Here’s the abstract of a recent paper at PNAS, in which the authors propose that a mutation on the TIRAP gene amongst our earliest European ancestors may have enabled them to tweak their immune systems to the extent they were better equipped to fight illnesses such as malaria and tuberculosis.
Adequate responses by our innate immune system toward invading pathogens were of vital importance for surviving infections, especially before the antibiotic era. Recently, a polymorphism in Mal (Ser180Leu, TIRAP rs8177374), an important adaptor protein downstream of the Toll-like receptor (TLR) 2 and 4 pathways, has been described to provide protection against a broad range of infectious pathogens. We assessed the functional effects of this polymorphism in human experimental endotoxemia, and we demonstrate that individuals bearing the TIRAP 180L allele display an increased, innate immune response to TLR4 and TLR2 ligands, but not to TLR9 stimulation. This phenotype has been related to an increased resistance to infection.

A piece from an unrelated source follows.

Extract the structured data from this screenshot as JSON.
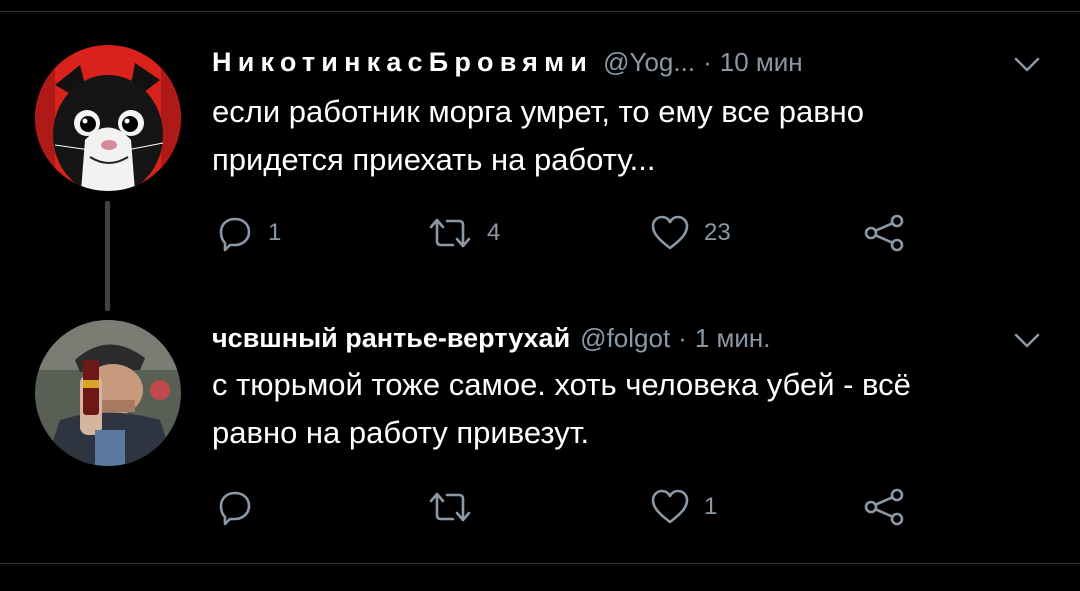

However, an overshoot in the release of proinflammatory cytokines by TIRAP 180L homozygous individuals suggests a scenario of balanced evolution. We have also investigated the worldwide distribution of the Ser180Leu polymorphism in 14 populations around the globe to correlate the genetic makeup of TIRAP with the local infectious pressures. Based on the immunological, clinical, and genetic data, we propose that this mutation might have been selected in West Eurasia during the early settlement of this region after the out-of-Africa migration of modern Homo sapiens. This combination of functional and genetic data provides unique insights to our understanding of the pathogenesis of sepsis.
Although the paper is behind a paywall, its content and implications are discussed in this article, SNPwatch: Genetic Variation May Help Immune System Put Up Just The Right Amount Of Fight, over at The Spittoon.
In another article that discusses the innate immune system, Science Daily have this, Autoinflammatory Disease Model Reveals Role For Innate, Not Adaptive, Immunity.
Bart Ferwerda, Santos Alonso, Kathy Banahan et al
Published online before print June 9, 2009, doi: 10.1073/pnas.0811273106